Most teams would probably have played it safe, running the ball or throwing a short pass or wide receiver screen. The Steelers didn’t do that, though, as Ben Roethlisberger dropped back and threw the ball downfield to JuJu Smith-Schuster. It was the perfect matchup for the Steelers, as Smith-Schuster was covered by a linebacker who couldn’t keep up with him, and he ran all the way to the end zone to give his team a 20-12 lead. It was a 97-yard pass play and, frankly, the play that changed the game.

The Steelers’ defense extended their streak of not allowing a touchdown to six quarters in fending off the Lions 20-15 on Sunday night at Ford Field, but that bend-don’t-break posture wasn’t new.

It’s just that it’s never been better: Five red-zone situations, zero touchdowns.

The primary goal of the day was to force Detroit’s offense to go one-dimensional by limiting the running backs, Ameer Abdullah and Theo Riddick, and that was achieved. Abdullah ran for 27 yards, Riddick for 21. That, of course, would turn the attention to Matthew Stafford, the NFL’s highest-paid quarterback, and that … really wasn’t achieved. Stafford completed 27 of 45 passes for 423 yards, the most by anyone against the Steelers all season. He made several solid reads and throws that moved the Lions down the field consistently throughout the game.

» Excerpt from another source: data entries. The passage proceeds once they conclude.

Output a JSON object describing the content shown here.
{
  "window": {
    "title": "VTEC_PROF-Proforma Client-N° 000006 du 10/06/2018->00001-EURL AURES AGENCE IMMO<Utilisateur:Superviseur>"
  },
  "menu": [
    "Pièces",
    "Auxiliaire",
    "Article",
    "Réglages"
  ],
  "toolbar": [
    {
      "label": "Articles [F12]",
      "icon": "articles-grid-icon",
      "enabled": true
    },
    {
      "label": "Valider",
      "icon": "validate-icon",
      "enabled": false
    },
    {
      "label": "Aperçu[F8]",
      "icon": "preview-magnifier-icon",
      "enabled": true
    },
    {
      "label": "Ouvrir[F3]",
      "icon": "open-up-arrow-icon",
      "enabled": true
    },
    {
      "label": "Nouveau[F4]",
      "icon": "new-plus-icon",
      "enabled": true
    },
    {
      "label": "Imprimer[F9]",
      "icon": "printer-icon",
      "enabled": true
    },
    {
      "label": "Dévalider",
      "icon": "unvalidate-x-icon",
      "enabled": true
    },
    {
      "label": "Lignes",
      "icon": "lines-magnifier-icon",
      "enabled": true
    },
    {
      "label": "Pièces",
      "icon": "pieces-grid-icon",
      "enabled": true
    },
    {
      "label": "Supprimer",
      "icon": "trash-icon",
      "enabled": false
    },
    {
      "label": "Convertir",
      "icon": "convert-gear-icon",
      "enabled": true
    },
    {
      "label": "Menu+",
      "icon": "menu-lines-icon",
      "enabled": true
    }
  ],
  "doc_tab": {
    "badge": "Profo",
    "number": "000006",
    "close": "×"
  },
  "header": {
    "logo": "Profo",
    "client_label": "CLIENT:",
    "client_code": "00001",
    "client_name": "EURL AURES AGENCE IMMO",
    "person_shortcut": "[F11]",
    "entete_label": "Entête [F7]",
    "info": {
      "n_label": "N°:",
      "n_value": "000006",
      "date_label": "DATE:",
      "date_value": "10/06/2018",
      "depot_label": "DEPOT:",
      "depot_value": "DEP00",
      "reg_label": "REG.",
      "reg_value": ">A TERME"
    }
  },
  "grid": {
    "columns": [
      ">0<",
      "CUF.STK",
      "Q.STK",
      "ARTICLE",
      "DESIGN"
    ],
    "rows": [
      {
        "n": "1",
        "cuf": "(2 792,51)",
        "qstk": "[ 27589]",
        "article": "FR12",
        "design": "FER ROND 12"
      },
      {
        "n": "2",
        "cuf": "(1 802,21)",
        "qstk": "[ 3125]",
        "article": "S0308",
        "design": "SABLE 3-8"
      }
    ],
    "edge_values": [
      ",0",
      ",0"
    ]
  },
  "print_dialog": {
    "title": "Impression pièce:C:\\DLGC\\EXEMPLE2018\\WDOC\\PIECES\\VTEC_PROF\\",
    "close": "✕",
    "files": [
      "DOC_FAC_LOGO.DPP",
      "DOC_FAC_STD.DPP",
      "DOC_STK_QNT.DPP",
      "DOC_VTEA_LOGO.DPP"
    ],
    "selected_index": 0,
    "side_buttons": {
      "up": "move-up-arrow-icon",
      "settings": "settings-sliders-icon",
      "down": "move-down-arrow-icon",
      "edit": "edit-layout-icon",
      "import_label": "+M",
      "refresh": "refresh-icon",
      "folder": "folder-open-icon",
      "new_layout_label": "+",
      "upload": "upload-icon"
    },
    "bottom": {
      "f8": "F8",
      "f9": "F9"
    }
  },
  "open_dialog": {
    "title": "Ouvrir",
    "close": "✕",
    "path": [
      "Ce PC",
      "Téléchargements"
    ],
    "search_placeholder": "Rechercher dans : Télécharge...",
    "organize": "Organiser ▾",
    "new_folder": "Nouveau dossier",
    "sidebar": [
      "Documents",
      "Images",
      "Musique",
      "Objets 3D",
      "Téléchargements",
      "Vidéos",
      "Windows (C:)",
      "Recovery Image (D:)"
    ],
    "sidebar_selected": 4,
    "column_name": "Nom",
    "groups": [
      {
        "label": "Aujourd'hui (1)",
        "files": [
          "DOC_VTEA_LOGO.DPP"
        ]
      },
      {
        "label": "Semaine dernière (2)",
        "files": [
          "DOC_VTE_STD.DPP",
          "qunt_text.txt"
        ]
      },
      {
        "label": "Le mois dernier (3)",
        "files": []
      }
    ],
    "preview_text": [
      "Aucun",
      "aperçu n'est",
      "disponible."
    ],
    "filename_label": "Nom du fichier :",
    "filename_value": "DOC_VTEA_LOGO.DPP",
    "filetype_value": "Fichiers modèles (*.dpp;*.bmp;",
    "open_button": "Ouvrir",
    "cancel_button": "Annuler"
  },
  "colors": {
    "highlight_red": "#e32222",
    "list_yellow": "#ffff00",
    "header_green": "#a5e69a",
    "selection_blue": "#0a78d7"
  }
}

Part of Stafford’s efficiency was due to keeping the Steelers’ pass-rush from affecting him. The Lions came into the game having allowed 23 sacks in their six games this season, while the Steelers had the second-most sacks with 24. In this game, though, Stafford was sacked only twice for a total of 12 yards lost.